'Drinking can be a big part of workplace culture, and being viewed as an outsider for any reason can hurt you professionally,' said the study's lead author Dr Lynsey Romo, of North Carolina State University.
Research showed that non-drinkers resort to a variety of little-white-lies to hide the fact that they don’t drink, often out of fear that they’d be seen as judgemental by their co-workers.
The study found that non-drinkers developed a variety of strategies to attend social events without making themselves, their co-workers, or their clients feel “uncomfortable.”
From volunteering as designated driver to pretending to be on a diet, the survey found that many employees avoid admitting they’re tee-total at all costs.
According to Romo, one professional who didn't drink because he wanted to set a good example for his children told co-workers that he didn't drink because he was trying to lose weight and others bought alcoholic drinks but didn’t consume them.
If colleagues commented on an employee’s choice not to drink, non-drinkers often tried to prove they weren’t judgemental by offering to buy offering to be the designated driver or buying a round of drinks.
Researchers say the study proves many employees feel under pressure to conform to social norms in the workplace and say HR departments who worry about people over-drinking at Christmas should also consider the needs of employees who don’t want to drink.
“If employers want their employees to achieve their full potential, they need to foster an environment that encourages their employees to be themselves”, said Dr. Roma.
She suggests employers make sure non-alcoholic beverages are available at happy hours and hot social activities that don’t centre on drinking.

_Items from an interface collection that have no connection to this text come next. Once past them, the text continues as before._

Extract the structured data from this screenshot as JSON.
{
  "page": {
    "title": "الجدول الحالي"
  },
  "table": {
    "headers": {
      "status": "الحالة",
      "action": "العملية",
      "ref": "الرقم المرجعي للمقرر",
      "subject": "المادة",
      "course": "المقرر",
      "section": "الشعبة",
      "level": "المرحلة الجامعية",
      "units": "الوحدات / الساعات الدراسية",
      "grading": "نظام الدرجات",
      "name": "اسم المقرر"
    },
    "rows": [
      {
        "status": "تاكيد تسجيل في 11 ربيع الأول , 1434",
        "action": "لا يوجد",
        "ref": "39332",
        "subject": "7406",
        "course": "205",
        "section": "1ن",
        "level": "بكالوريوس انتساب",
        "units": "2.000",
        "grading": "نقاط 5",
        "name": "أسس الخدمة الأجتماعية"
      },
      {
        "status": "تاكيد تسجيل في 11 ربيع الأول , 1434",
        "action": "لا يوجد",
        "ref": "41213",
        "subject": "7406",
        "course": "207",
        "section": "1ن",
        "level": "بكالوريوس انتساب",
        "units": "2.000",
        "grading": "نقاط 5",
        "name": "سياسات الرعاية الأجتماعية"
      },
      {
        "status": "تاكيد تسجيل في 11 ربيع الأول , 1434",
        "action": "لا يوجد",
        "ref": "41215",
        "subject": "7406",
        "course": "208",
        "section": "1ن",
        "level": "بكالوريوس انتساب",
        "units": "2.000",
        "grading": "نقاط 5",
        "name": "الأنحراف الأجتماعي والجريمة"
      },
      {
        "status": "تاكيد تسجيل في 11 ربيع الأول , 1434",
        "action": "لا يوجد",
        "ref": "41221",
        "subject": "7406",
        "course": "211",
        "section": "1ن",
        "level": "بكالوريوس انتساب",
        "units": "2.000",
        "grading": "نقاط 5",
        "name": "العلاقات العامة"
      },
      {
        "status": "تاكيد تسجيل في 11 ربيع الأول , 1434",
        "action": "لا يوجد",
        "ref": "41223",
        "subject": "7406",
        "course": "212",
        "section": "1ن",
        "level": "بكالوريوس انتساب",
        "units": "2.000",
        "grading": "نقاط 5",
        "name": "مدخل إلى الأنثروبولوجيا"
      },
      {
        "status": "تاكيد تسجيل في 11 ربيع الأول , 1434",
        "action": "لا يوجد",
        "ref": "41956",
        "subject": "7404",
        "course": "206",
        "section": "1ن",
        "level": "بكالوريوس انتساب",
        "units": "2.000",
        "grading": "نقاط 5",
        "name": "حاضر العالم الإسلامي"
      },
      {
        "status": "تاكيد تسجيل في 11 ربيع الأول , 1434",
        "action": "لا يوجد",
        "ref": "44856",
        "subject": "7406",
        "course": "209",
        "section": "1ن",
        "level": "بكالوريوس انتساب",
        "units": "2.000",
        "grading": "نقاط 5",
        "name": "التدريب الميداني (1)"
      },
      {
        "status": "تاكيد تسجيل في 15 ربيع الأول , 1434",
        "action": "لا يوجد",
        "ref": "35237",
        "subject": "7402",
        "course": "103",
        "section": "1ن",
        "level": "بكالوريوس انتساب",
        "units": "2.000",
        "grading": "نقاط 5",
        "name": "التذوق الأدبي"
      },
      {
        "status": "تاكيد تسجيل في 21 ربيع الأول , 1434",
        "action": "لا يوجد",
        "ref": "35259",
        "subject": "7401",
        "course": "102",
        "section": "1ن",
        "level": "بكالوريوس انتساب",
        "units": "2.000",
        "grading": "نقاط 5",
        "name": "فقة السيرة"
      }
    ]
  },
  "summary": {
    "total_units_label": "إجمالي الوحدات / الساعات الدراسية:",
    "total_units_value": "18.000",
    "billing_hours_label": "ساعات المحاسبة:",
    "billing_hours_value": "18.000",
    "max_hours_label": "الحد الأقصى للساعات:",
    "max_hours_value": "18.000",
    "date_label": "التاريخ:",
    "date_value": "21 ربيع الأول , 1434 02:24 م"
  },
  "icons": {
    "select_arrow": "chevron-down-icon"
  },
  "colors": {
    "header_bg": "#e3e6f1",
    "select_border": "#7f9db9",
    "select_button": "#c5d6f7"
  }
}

Researchers are warning HR departments to be aware of the pressure some employees feel when attending work parties as studies show tee-total staff are more likely to deceive their colleagues rather than come clean.